EXERCISE GOAL >> Repeat back every line of the data, exactly.
*** Block opens ***
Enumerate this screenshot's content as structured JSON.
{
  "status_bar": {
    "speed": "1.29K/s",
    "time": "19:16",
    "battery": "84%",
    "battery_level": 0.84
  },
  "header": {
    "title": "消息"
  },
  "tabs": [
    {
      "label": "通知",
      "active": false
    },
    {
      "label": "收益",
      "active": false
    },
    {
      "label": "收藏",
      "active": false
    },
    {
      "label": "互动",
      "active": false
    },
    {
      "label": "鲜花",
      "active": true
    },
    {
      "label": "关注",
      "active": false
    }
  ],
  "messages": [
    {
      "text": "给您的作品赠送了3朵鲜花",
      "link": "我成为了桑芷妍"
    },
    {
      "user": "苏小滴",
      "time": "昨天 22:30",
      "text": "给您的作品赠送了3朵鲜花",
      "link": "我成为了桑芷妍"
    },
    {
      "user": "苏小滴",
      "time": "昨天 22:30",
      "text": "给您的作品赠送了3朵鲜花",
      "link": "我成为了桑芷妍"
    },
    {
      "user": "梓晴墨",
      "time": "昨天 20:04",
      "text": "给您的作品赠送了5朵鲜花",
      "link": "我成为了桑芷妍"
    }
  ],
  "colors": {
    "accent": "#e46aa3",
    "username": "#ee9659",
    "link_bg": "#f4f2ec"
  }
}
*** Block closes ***
ANSWER AREA >>
Enumerate this screenshot's content as structured JSON.
{
  "status_bar": {
    "speed": "1.29K/s",
    "time": "19:16",
    "battery": "84%",
    "battery_level": 0.84
  },
  "header": {
    "title": "消息"
  },
  "tabs": [
    {
      "label": "通知",
      "active": false
    },
    {
      "label": "收益",
      "active": false
    },
    {
      "label": "收藏",
      "active": false
    },
    {
      "label": "互动",
      "active": false
    },
    {
      "label": "鲜花",
      "active": true
    },
    {
      "label": "关注",
      "active": false
    }
  ],
  "messages": [
    {
      "text": "给您的作品赠送了3朵鲜花",
      "link": "我成为了桑芷妍"
    },
    {
      "user": "苏小滴",
      "time": "昨天 22:30",
      "text": "给您的作品赠送了3朵鲜花",
      "link": "我成为了桑芷妍"
    },
    {
      "user": "苏小滴",
      "time": "昨天 22:30",
      "text": "给您的作品赠送了3朵鲜花",
      "link": "我成为了桑芷妍"
    },
    {
      "user": "梓晴墨",
      "time": "昨天 20:04",
      "text": "给您的作品赠送了5朵鲜花",
      "link": "我成为了桑芷妍"
    }
  ],
  "colors": {
    "accent": "#e46aa3",
    "username": "#ee9659",
    "link_bg": "#f4f2ec"
  }
}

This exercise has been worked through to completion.